=== Begin Enclosure ===
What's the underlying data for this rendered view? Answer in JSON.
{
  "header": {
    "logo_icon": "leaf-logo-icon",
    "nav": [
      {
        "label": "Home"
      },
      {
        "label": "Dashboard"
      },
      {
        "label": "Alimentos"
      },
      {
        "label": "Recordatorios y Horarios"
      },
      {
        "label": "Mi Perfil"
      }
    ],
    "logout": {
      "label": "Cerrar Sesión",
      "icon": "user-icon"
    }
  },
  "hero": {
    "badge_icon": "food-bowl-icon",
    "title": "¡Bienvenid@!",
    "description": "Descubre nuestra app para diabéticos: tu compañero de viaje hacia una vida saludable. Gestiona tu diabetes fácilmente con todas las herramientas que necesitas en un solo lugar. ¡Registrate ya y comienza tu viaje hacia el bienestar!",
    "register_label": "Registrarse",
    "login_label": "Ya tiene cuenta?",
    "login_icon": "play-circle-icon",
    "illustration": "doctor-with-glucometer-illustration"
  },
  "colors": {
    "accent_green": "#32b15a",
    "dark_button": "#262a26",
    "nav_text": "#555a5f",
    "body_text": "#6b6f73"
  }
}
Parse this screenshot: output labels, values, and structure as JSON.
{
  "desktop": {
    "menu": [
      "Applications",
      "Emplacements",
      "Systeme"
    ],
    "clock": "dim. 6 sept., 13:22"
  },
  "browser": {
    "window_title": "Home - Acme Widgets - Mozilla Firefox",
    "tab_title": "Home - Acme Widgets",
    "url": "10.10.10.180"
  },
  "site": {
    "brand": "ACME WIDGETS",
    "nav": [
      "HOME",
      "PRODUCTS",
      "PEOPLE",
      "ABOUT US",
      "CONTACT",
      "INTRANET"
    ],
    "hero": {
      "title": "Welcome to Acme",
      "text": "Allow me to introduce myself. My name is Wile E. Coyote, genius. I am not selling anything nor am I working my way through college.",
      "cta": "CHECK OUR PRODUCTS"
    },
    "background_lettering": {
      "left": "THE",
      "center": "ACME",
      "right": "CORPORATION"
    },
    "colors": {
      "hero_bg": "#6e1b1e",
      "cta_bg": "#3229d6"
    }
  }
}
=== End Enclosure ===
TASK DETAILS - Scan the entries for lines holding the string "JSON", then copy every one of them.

FINAL ANSWER -
What's the underlying data for this rendered view? Answer in JSON.
Parse this screenshot: output labels, values, and structure as JSON.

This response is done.